Work to be completed: Write the entries below out again without a single difference.

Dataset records
-- Opening Marker --

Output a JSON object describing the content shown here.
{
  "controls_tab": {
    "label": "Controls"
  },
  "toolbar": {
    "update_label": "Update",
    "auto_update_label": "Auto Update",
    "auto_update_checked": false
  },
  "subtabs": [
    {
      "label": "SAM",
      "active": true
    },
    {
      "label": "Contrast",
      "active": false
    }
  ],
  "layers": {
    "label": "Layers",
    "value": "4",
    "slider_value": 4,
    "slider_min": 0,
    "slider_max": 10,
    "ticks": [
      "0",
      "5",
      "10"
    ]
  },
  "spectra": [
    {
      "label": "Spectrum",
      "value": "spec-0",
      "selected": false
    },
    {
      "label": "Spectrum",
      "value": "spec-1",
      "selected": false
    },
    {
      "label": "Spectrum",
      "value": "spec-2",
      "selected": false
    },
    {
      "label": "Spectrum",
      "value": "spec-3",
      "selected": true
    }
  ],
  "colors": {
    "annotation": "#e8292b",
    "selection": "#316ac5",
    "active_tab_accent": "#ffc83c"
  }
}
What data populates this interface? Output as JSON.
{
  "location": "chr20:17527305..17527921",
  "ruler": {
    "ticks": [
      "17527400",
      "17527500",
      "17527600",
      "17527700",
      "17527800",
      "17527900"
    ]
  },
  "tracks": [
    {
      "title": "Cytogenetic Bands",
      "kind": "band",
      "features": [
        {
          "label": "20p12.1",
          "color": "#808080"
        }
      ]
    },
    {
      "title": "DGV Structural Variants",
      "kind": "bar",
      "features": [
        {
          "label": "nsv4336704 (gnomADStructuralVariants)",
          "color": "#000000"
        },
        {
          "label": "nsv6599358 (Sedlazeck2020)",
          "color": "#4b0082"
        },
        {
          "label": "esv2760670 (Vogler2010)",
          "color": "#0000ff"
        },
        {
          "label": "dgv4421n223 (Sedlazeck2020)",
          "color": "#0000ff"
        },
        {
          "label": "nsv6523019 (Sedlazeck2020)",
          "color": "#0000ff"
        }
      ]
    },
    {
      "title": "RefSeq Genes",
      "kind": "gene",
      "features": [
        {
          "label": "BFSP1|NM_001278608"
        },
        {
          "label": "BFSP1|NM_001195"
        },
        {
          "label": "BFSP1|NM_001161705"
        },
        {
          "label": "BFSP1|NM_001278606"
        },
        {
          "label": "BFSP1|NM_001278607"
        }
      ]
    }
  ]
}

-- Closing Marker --

Output of the exercise:
Output a JSON object describing the content shown here.
{
  "controls_tab": {
    "label": "Controls"
  },
  "toolbar": {
    "update_label": "Update",
    "auto_update_label": "Auto Update",
    "auto_update_checked": false
  },
  "subtabs": [
    {
      "label": "SAM",
      "active": true
    },
    {
      "label": "Contrast",
      "active": false
    }
  ],
  "layers": {
    "label": "Layers",
    "value": "4",
    "slider_value": 4,
    "slider_min": 0,
    "slider_max": 10,
    "ticks": [
      "0",
      "5",
      "10"
    ]
  },
  "spectra": [
    {
      "label": "Spectrum",
      "value": "spec-0",
      "selected": false
    },
    {
      "label": "Spectrum",
      "value": "spec-1",
      "selected": false
    },
    {
      "label": "Spectrum",
      "value": "spec-2",
      "selected": false
    },
    {
      "label": "Spectrum",
      "value": "spec-3",
      "selected": true
    }
  ],
  "colors": {
    "annotation": "#e8292b",
    "selection": "#316ac5",
    "active_tab_accent": "#ffc83c"
  }
}
What data populates this interface? Output as JSON.
{
  "location": "chr20:17527305..17527921",
  "ruler": {
    "ticks": [
      "17527400",
      "17527500",
      "17527600",
      "17527700",
      "17527800",
      "17527900"
    ]
  },
  "tracks": [
    {
      "title": "Cytogenetic Bands",
      "kind": "band",
      "features": [
        {
          "label": "20p12.1",
          "color": "#808080"
        }
      ]
    },
    {
      "title": "DGV Structural Variants",
      "kind": "bar",
      "features": [
        {
          "label": "nsv4336704 (gnomADStructuralVariants)",
          "color": "#000000"
        },
        {
          "label": "nsv6599358 (Sedlazeck2020)",
          "color": "#4b0082"
        },
        {
          "label": "esv2760670 (Vogler2010)",
          "color": "#0000ff"
        },
        {
          "label": "dgv4421n223 (Sedlazeck2020)",
          "color": "#0000ff"
        },
        {
          "label": "nsv6523019 (Sedlazeck2020)",
          "color": "#0000ff"
        }
      ]
    },
    {
      "title": "RefSeq Genes",
      "kind": "gene",
      "features": [
        {
          "label": "BFSP1|NM_001278608"
        },
        {
          "label": "BFSP1|NM_001195"
        },
        {
          "label": "BFSP1|NM_001161705"
        },
        {
          "label": "BFSP1|NM_001278606"
        },
        {
          "label": "BFSP1|NM_001278607"
        }
      ]
    }
  ]
}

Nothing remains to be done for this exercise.